“These sources may guide employers when choosing questions to ask employees to determine whether they would pose a direct threat to health in the workplace,” the EEOC says in their Technical Assistance Questions and Answers section of their website.


What Personal Information Can Be Collected?

Highly sensitive health information—such as any employee statements on whether or not they have COVID-19 or symptoms associated with it—that’s obtained by questioning an employee about their health, whether in-person or digitally, is considered confidential information. According to MLT Aikins LLP, failure to store such information securely can result in “significant regulatory, financial, reputational, and other consequences.”

The ADA requires all medical information is stored separately from an employee’s personnel files and that companies follow any state law requirements regarding the collection, use, and storage of such information. 

Consult local regulatory agencies for any possible requirements on guidelines. And, as Sidley LLP recommends, play it safe by following any existing confidential protocols that are already in place.

Retailers should also tell employees what personal information the company is collecting and its purpose when conducting any COVID-19 screenings or assessments. Improper collection of personal information, or doing so without consent, could result in future legal problems.


Are Retailers Legally Allowed to Screen Possible Job Applicants for COVID-19 Symptoms?

Many retailers are reopening their doors, and essential retailers continue to expand their headcount to meet staffing needs.

But the coronavirus still rages on. According to the EEOC, retailers can (and should) screen potential candidates for symptoms of COVID-19 after a conditional job offer. In the event such an applicant has COVID-19 or symptoms associated with it, retailers should delay the start date of a job and prevent the candidate from entering the workplace, per CDC guidelines.


Why Should Retailers Pre-Screen Employees With a Self-Assessment Tool Before Entering the Workplace?

Speaking to Independent Retailer, Thomas Fazio, Partner at Blodnick Fazio & Clark, warned that retailers who may not screen employees before entering a store could expose themselves to certain liabilities.

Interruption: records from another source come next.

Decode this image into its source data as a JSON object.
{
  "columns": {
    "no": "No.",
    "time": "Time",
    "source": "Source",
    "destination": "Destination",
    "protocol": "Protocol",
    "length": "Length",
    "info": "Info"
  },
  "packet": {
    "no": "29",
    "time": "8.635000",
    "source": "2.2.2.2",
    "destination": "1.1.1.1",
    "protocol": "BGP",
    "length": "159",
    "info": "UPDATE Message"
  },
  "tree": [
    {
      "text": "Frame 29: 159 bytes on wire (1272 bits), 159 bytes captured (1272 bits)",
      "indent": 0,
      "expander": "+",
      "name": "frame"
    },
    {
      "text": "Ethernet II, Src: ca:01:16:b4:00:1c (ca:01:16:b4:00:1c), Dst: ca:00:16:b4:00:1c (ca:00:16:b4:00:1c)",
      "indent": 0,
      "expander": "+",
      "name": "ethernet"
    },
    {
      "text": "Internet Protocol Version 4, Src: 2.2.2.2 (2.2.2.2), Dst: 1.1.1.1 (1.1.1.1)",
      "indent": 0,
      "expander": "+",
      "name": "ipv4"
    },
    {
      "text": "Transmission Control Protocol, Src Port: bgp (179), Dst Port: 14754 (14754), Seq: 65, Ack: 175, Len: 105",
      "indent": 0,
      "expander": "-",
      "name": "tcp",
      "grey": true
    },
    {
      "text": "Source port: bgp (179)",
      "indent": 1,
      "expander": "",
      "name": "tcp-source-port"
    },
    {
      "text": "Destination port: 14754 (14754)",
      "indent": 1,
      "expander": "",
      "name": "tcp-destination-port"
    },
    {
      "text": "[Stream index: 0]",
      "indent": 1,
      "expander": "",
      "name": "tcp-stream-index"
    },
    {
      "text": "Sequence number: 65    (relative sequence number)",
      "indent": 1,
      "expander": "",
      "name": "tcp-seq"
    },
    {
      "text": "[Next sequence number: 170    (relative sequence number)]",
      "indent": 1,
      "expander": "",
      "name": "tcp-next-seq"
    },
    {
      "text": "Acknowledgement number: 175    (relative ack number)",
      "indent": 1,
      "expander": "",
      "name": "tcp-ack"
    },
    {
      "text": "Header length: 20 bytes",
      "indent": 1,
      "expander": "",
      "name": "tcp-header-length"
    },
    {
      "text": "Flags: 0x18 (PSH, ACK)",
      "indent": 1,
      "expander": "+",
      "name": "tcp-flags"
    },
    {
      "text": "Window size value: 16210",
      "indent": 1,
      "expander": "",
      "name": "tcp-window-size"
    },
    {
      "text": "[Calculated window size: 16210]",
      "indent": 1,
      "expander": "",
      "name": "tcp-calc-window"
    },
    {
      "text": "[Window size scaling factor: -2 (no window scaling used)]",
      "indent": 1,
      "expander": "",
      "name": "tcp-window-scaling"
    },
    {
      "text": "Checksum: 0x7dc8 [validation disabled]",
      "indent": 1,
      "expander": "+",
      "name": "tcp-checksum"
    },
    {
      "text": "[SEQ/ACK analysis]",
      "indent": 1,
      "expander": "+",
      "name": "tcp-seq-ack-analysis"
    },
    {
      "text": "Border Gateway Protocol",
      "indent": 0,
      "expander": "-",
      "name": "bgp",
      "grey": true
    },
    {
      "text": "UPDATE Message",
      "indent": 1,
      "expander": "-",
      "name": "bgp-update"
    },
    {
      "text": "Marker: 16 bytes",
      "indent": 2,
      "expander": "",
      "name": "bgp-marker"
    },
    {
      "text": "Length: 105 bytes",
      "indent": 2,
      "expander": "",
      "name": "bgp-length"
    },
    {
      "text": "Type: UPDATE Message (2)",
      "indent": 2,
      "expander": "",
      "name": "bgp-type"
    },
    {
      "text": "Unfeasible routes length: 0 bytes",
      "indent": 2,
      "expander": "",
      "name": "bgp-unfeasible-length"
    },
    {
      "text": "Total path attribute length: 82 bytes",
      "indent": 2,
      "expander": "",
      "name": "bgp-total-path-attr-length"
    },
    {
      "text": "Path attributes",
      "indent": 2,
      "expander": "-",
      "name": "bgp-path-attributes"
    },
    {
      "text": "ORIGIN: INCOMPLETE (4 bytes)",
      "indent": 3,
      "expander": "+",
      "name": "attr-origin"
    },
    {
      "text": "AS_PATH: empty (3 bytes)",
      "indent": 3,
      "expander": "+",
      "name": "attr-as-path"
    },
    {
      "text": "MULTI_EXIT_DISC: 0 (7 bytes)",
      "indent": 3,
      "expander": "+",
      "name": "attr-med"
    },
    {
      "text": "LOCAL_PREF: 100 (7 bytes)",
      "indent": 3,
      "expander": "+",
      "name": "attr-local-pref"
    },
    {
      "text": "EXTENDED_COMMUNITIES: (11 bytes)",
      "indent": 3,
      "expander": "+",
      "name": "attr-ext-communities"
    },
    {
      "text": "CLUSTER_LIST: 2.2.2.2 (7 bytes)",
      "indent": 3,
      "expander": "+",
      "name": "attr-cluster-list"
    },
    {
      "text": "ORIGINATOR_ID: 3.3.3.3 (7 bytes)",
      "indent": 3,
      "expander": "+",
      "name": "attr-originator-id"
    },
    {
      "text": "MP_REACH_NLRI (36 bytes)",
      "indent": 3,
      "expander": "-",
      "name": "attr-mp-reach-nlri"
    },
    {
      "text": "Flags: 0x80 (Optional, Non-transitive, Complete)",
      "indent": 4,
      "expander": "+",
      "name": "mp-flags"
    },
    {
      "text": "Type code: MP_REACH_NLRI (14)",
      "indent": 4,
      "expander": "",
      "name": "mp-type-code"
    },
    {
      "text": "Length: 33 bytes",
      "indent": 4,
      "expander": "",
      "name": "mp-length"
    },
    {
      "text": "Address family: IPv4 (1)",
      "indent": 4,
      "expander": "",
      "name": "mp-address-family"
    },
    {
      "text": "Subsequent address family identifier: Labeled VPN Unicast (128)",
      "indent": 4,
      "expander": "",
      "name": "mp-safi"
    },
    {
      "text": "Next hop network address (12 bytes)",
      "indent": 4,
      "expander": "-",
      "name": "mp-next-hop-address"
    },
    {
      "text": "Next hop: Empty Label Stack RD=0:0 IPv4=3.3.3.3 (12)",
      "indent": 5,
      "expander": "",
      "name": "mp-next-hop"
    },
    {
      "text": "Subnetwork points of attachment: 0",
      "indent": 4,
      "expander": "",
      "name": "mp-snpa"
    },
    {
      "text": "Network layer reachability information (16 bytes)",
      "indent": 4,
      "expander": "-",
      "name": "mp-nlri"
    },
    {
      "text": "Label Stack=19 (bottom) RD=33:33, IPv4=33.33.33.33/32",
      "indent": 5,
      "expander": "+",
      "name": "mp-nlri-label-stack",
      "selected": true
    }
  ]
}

“An employee who doesn’t feel safe returning to work once a retail location reopens may decide to pursue litigation to replace their lost income from not working,” he says. “[And] an employee who does return to work may not feel the employer has done enough to keep them safe.”

On top of that, Fazio says customers may also feel a business isn’t doing enough to protect them from the possible risk of infection by allowing employees who weren’t properly screened—either through a self-assessment or temperature check—to enter the store. Doing so can hurt brand confidence and increase the likelihood of being sued.


Final Thoughts On COVID-19 Self-Assessments and Conducting Surveys

Despite stores reopening, until a vaccine is created and tested, retail won’t return to normal.

To help employees adjust, Mayer Brown LLP recommends communicating with store teams regularly to put employee’s minds at ease and dispel any rumors or misinformation.

“Undergoing daily temperature tests or other health screens before entering a workplace is unprecedented for most employees,” the law firm says, “so training them about workplace changes and setting expectations in advance of their arrival may facilitate a smoother transition for many employees once they return to the workplace.”

Mayer Brown LLP also warns employers that, if rules and regulations don’t get followed, the COVID-19 crisis could extend even longer.

“Employers need to be mindful of warnings by public health officials that there may be spikes in COVID-19 cases,” they say. “Careful planning by employers now may help to mitigate problems and risks in the unfortunate event of another shutdown in the months to come.”


Want to learn more ways to keep your store teams safe? Check out our COVID Kit for retailers and Foko Retail’s new self-assessment tool, MyCheck-In.


About the Author

Matthew Ritchie is a content marketing specialist and former arts and culture journalist. He lives in Ottawa, ON. When not researching and writing about the retail industry, he can be found hiking the trails of nearby Gatineau Park or alphabetizing his record collection.